*Task item*. Please count how many lines of the data include the word "javascript". Give only that number in reply.

(Items from a data source)
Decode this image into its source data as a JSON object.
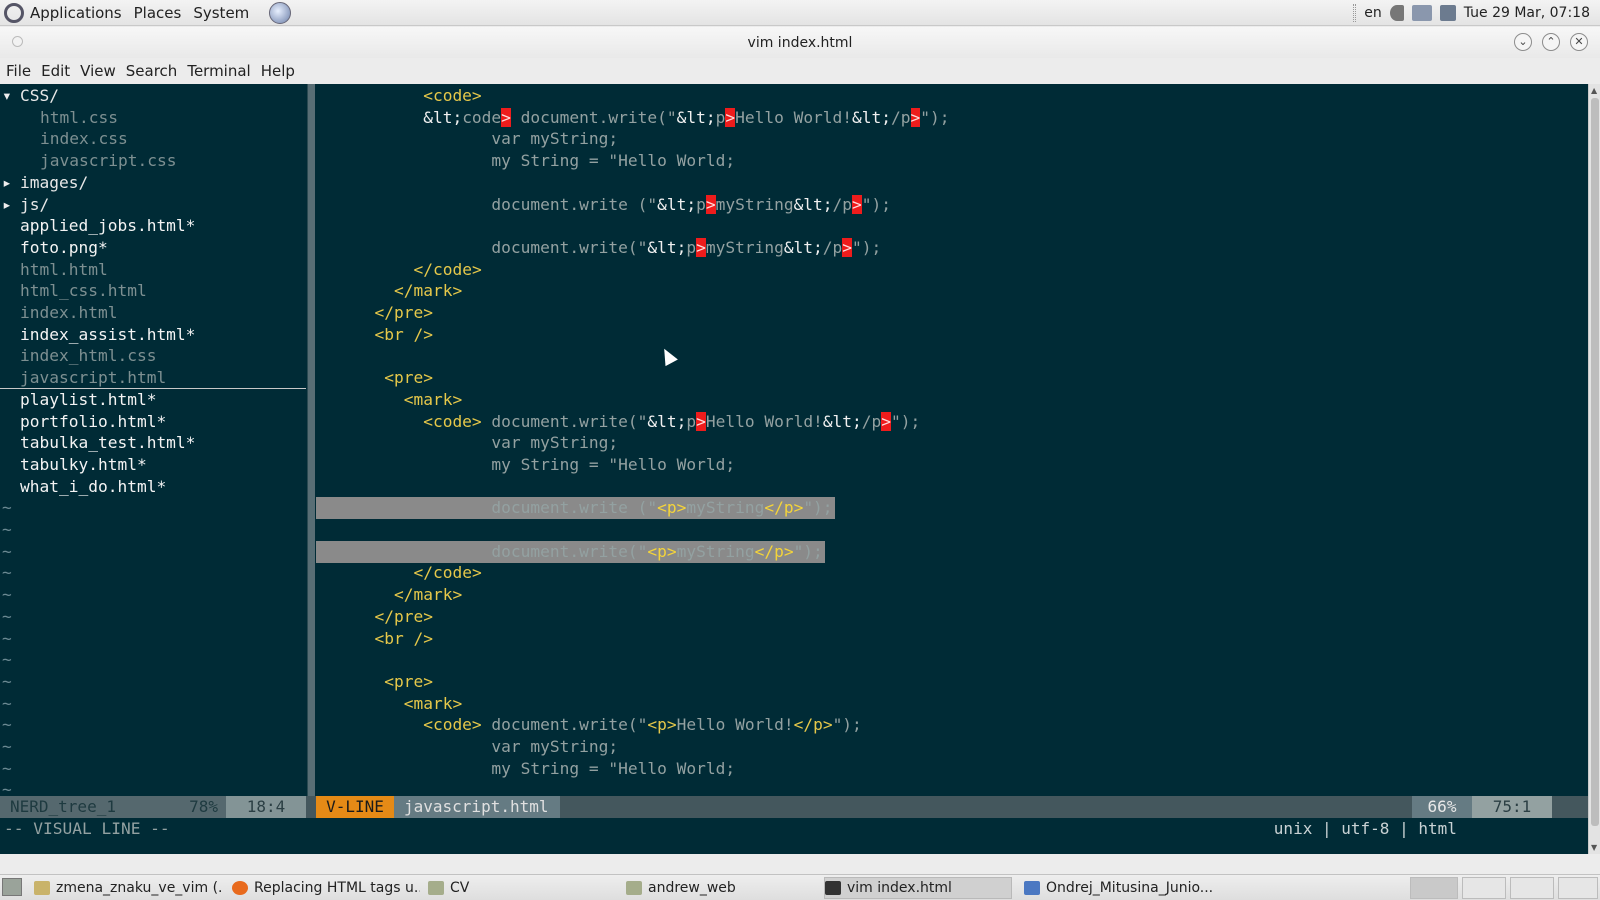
{
  "top_panel": {
    "menus": [
      "Applications",
      "Places",
      "System"
    ],
    "keyboard_layout": "en",
    "clock": "Tue 29 Mar, 07:18"
  },
  "window": {
    "title": "vim index.html"
  },
  "menubar": [
    "File",
    "Edit",
    "View",
    "Search",
    "Terminal",
    "Help"
  ],
  "tree": {
    "entries": [
      {
        "arrow": "▾",
        "name": "CSS/",
        "kind": "dir",
        "indent": 0
      },
      {
        "arrow": "",
        "name": "html.css",
        "kind": "plain",
        "indent": 1
      },
      {
        "arrow": "",
        "name": "index.css",
        "kind": "plain",
        "indent": 1
      },
      {
        "arrow": "",
        "name": "javascript.css",
        "kind": "plain",
        "indent": 1
      },
      {
        "arrow": "▸",
        "name": "images/",
        "kind": "dir",
        "indent": 0
      },
      {
        "arrow": "▸",
        "name": "js/",
        "kind": "dir",
        "indent": 0
      },
      {
        "arrow": "",
        "name": "applied_jobs.html*",
        "kind": "mod",
        "indent": 0
      },
      {
        "arrow": "",
        "name": "foto.png*",
        "kind": "mod",
        "indent": 0
      },
      {
        "arrow": "",
        "name": "html.html",
        "kind": "plain",
        "indent": 0
      },
      {
        "arrow": "",
        "name": "html_css.html",
        "kind": "plain",
        "indent": 0
      },
      {
        "arrow": "",
        "name": "index.html",
        "kind": "plain",
        "indent": 0
      },
      {
        "arrow": "",
        "name": "index_assist.html*",
        "kind": "mod",
        "indent": 0
      },
      {
        "arrow": "",
        "name": "index_html.css",
        "kind": "plain",
        "indent": 0
      },
      {
        "arrow": "",
        "name": "javascript.html",
        "kind": "cursor",
        "indent": 0
      },
      {
        "arrow": "",
        "name": "playlist.html*",
        "kind": "mod",
        "indent": 0
      },
      {
        "arrow": "",
        "name": "portfolio.html*",
        "kind": "mod",
        "indent": 0
      },
      {
        "arrow": "",
        "name": "tabulka_test.html*",
        "kind": "mod",
        "indent": 0
      },
      {
        "arrow": "",
        "name": "tabulky.html*",
        "kind": "mod",
        "indent": 0
      },
      {
        "arrow": "",
        "name": "what_i_do.html*",
        "kind": "mod",
        "indent": 0
      }
    ],
    "tilde": "~",
    "tilde_rows": 14
  },
  "code_lines": [
    {
      "sel": false,
      "segs": [
        [
          "txt",
          "           "
        ],
        [
          "tag",
          "<code>"
        ]
      ]
    },
    {
      "sel": false,
      "segs": [
        [
          "txt",
          "           "
        ],
        [
          "ent",
          "&lt;"
        ],
        [
          "txt",
          "code"
        ],
        [
          "red",
          ">"
        ],
        [
          "txt",
          " document.write(\""
        ],
        [
          "ent",
          "&lt;"
        ],
        [
          "txt",
          "p"
        ],
        [
          "red",
          ">"
        ],
        [
          "txt",
          "Hello World!"
        ],
        [
          "ent",
          "&lt;"
        ],
        [
          "txt",
          "/p"
        ],
        [
          "red",
          ">"
        ],
        [
          "txt",
          "\");"
        ]
      ]
    },
    {
      "sel": false,
      "segs": [
        [
          "txt",
          "                  var myString;"
        ]
      ]
    },
    {
      "sel": false,
      "segs": [
        [
          "txt",
          "                  my String = \"Hello World;"
        ]
      ]
    },
    {
      "sel": false,
      "segs": [
        [
          "txt",
          ""
        ]
      ]
    },
    {
      "sel": false,
      "segs": [
        [
          "txt",
          "                  document.write (\""
        ],
        [
          "ent",
          "&lt;"
        ],
        [
          "txt",
          "p"
        ],
        [
          "red",
          ">"
        ],
        [
          "txt",
          "myString"
        ],
        [
          "ent",
          "&lt;"
        ],
        [
          "txt",
          "/p"
        ],
        [
          "red",
          ">"
        ],
        [
          "txt",
          "\");"
        ]
      ]
    },
    {
      "sel": false,
      "segs": [
        [
          "txt",
          ""
        ]
      ]
    },
    {
      "sel": false,
      "segs": [
        [
          "txt",
          "                  document.write(\""
        ],
        [
          "ent",
          "&lt;"
        ],
        [
          "txt",
          "p"
        ],
        [
          "red",
          ">"
        ],
        [
          "txt",
          "myString"
        ],
        [
          "ent",
          "&lt;"
        ],
        [
          "txt",
          "/p"
        ],
        [
          "red",
          ">"
        ],
        [
          "txt",
          "\");"
        ]
      ]
    },
    {
      "sel": false,
      "segs": [
        [
          "txt",
          "          "
        ],
        [
          "tag",
          "</code>"
        ]
      ]
    },
    {
      "sel": false,
      "segs": [
        [
          "txt",
          "        "
        ],
        [
          "tag",
          "</mark>"
        ]
      ]
    },
    {
      "sel": false,
      "segs": [
        [
          "txt",
          "      "
        ],
        [
          "tag",
          "</pre>"
        ]
      ]
    },
    {
      "sel": false,
      "segs": [
        [
          "txt",
          "      "
        ],
        [
          "tag",
          "<br />"
        ]
      ]
    },
    {
      "sel": false,
      "segs": [
        [
          "txt",
          ""
        ]
      ]
    },
    {
      "sel": false,
      "segs": [
        [
          "txt",
          "       "
        ],
        [
          "tag",
          "<pre>"
        ]
      ]
    },
    {
      "sel": false,
      "segs": [
        [
          "txt",
          "         "
        ],
        [
          "tag",
          "<mark>"
        ]
      ]
    },
    {
      "sel": false,
      "segs": [
        [
          "txt",
          "           "
        ],
        [
          "tag",
          "<code>"
        ],
        [
          "txt",
          " document.write(\""
        ],
        [
          "ent",
          "&lt;"
        ],
        [
          "txt",
          "p"
        ],
        [
          "red",
          ">"
        ],
        [
          "txt",
          "Hello World!"
        ],
        [
          "ent",
          "&lt;"
        ],
        [
          "txt",
          "/p"
        ],
        [
          "red",
          ">"
        ],
        [
          "txt",
          "\");"
        ]
      ]
    },
    {
      "sel": false,
      "segs": [
        [
          "txt",
          "                  var myString;"
        ]
      ]
    },
    {
      "sel": false,
      "segs": [
        [
          "txt",
          "                  my String = \"Hello World;"
        ]
      ]
    },
    {
      "sel": false,
      "segs": [
        [
          "txt",
          ""
        ]
      ]
    },
    {
      "sel": true,
      "segs": [
        [
          "txt",
          "                  document.write (\""
        ],
        [
          "tag",
          "<p>"
        ],
        [
          "txt",
          "myString"
        ],
        [
          "tag",
          "</p>"
        ],
        [
          "txt",
          "\");"
        ]
      ]
    },
    {
      "sel": true,
      "segs": [
        [
          "txt",
          ""
        ]
      ]
    },
    {
      "sel": true,
      "segs": [
        [
          "txt",
          "                  document.write(\""
        ],
        [
          "tag",
          "<p>"
        ],
        [
          "txt",
          "myString"
        ],
        [
          "tag",
          "</p>"
        ],
        [
          "txt",
          "\");"
        ]
      ]
    },
    {
      "sel": false,
      "segs": [
        [
          "txt",
          "          "
        ],
        [
          "tag",
          "</code>"
        ]
      ]
    },
    {
      "sel": false,
      "segs": [
        [
          "txt",
          "        "
        ],
        [
          "tag",
          "</mark>"
        ]
      ]
    },
    {
      "sel": false,
      "segs": [
        [
          "txt",
          "      "
        ],
        [
          "tag",
          "</pre>"
        ]
      ]
    },
    {
      "sel": false,
      "segs": [
        [
          "txt",
          "      "
        ],
        [
          "tag",
          "<br />"
        ]
      ]
    },
    {
      "sel": false,
      "segs": [
        [
          "txt",
          ""
        ]
      ]
    },
    {
      "sel": false,
      "segs": [
        [
          "txt",
          "       "
        ],
        [
          "tag",
          "<pre>"
        ]
      ]
    },
    {
      "sel": false,
      "segs": [
        [
          "txt",
          "         "
        ],
        [
          "tag",
          "<mark>"
        ]
      ]
    },
    {
      "sel": false,
      "segs": [
        [
          "txt",
          "           "
        ],
        [
          "tag",
          "<code>"
        ],
        [
          "txt",
          " document.write(\""
        ],
        [
          "tag",
          "<p>"
        ],
        [
          "txt",
          "Hello World!"
        ],
        [
          "tag",
          "</p>"
        ],
        [
          "txt",
          "\");"
        ]
      ]
    },
    {
      "sel": false,
      "segs": [
        [
          "txt",
          "                  var myString;"
        ]
      ]
    },
    {
      "sel": false,
      "segs": [
        [
          "txt",
          "                  my String = \"Hello World;"
        ]
      ]
    }
  ],
  "statusline": {
    "tree_name": "NERD_tree_1",
    "tree_percent": "78%",
    "tree_pos": "18:4",
    "mode": "V-LINE",
    "file": "javascript.html",
    "fileformat": "unix",
    "encoding": "utf-8",
    "filetype": "html",
    "percent": "66%",
    "position": "75:1",
    "sep": "|"
  },
  "cmdline": "-- VISUAL LINE --",
  "colors": {
    "terminal_bg": "#002b36",
    "mode_bg": "#e58a16",
    "tag": "#e6c84a",
    "error_hl": "#ee1c1c"
  },
  "taskbar": {
    "tasks": [
      {
        "label": "zmena_znaku_ve_vim (...",
        "icon": "text-editor-icon"
      },
      {
        "label": "Replacing HTML tags u...",
        "icon": "firefox-icon"
      },
      {
        "label": "CV",
        "icon": "folder-icon"
      },
      {
        "label": "andrew_web",
        "icon": "folder-icon"
      },
      {
        "label": "vim index.html",
        "icon": "terminal-icon"
      },
      {
        "label": "Ondrej_Mitusina_Junio...",
        "icon": "document-icon"
      }
    ]
  }
}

*Answer area*. 3